Lighting Up Your Haunted Graveyards
The subsystem that shows up as a cause in every postmortem, but never gets fixed. The source file that begins with comments by several generations of engineers warning of the hazard that lies within. These are your organization’s haunted graveyards.
A common conversation goes like this -
Enthusiastic New Person: “My manager suggested I add better monitoring to the $scary_thing, where should I start?”
Grumpy Senior Engineer: “Um, the code is over there, but it’s 50,000 lines of spaghetti. The last time we touched it we learned it also processes payroll, and the person who wrote it quit 6 months ago. We just try not to touch it.”
A Different Grumpy Senior Engineer: “Yup, I looked at fixing it a few years ago and gave up. When it crashes we just restart it and hope it keeps going.”
Great. Now you have a system so haunted that two senior members on the team refuse to go near it. You’ve chosen to encase it in concrete and warning signs rather than fix it.
This is a huge trap. If you’re very lucky, you’ll only have to walk into the graveyard for security and platform updates, which are probably going to be ok. More likely the system will break spectacularly when you least expect it, and you’ll write a postmortem containing the phrases “technical debt” and “key components with no owner.”
What do you do now? March in with flashlights and throw a party.
Find out as much as you can about the system, especially about how it has evolved over time. You want facts, not tales that get told over $beverages after a big outage. Seek out what has been tried before, and why those attempts failed. Understand the circumstances, since things are probably different now.
Figure out what the $scary_thing does and how it interacts with the world. You want to avoid touching the actual system because it is fragile and scary, but get as much data as you can from the outside.
Application, Client, Data, and Network logs can provide indications about what the system expects as inputs and outputs. If logs aren’t available, putting a proxy layer around the system and log everything there (more about that later).
Turn it off and see who yells. This is not recommended for components suspected to be mission critical, but can be very illuminating. And it is faster than staring at logs all day.
Develop a Risk Assessment
Often you’ll find that the circumstances have changed since the last attempt to make progress. Clients of the system may have better resiliency to brief interruptions. You may have moved 80% of the functionality elsewhere.
Look at the downside too: how much scarier do things get if you don’t try and fix this system? Do your Ops people rage-quit from frustration? Does it endanger your next product launch? Is it preventing other systems from improving?
Change Something small
You know what the thing does (kinda) and you know what else depends on it (maybe?) so now you can change it. Pick something small: a minor library update, running a code linter, or adding some log lines
Treat the first few changes as incidents before you even start. Write up a plan, gather all the experts in case something goes wrong. Book a conference room (or chat channel) and order take-out.

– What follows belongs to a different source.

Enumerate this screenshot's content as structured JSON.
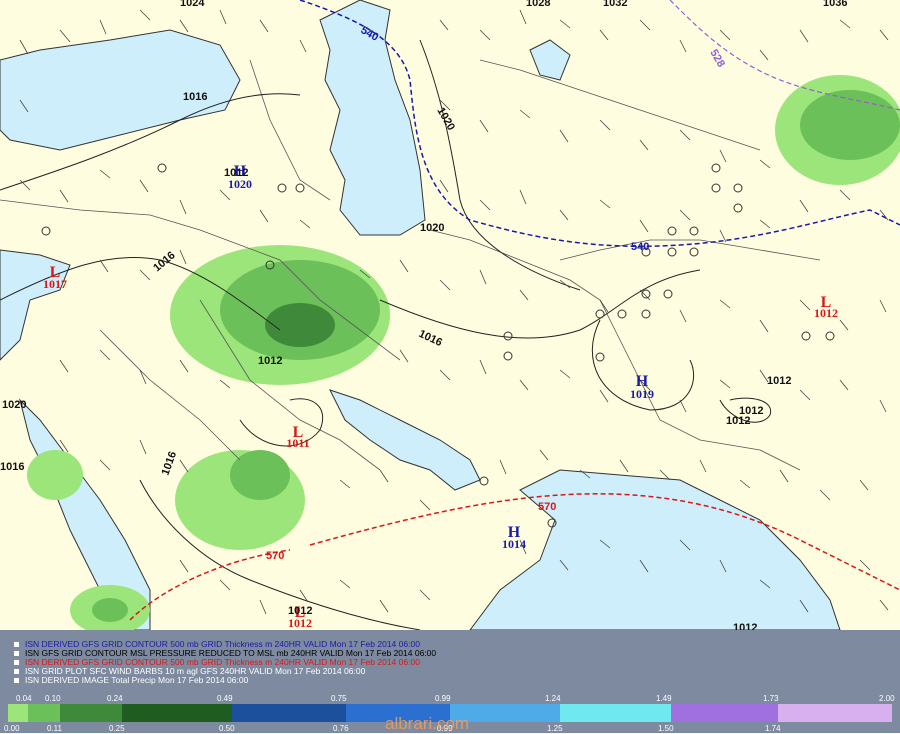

Write a postmortem, even if everything goes fine.
Rinse, repeat as necessary A key reason systems become haunted is lack of practice which leads to fear of change. If a process is scary you should do it frequently until it isn’t scary anymore.
Proxies and Mirrored Requests
If leaping right in seems too risky, you have another option. Replace the $scary_thing with a tiny piece of code that forwards each request to the real thing.
Once this proxy is in place, you can use it for instrumentation or as a tool to deprecate your haunted system.
Here is an example workflow:
Replace the $scary_thing with a tiny piece of code that forwards each request to the real thing and pushes the response back to the client.
Have the proxy log everything it sees (or a sample if there’s a lot of it)
Rewrite functionality into the proxy layer. If you’re paranoid, and you should be, run both the old and new workflows and have the proxy log any differences in results.
Slowly migrate requests from the $scary_thing to the proxy layer which is now actually a rewrite of the functionality of the old thing.
Turn off the $scary_thing. Have a party.
This process can be slow and requires engineering, but it is much safer and more reliable than trying to do a rewrite.
Preventing the Haunting
Ideally your systems should never get into this state. However, here are some tips to help prevent your own $scary_thing.
Rebuild and deploy code often, even if not much has changed
Ensure every component has an owner.
Build robust logging and observability into everything so you can refer to data rather than lore.
Treat technology and platform migrations as real projects, and don’t declare them done until all the old components are gone.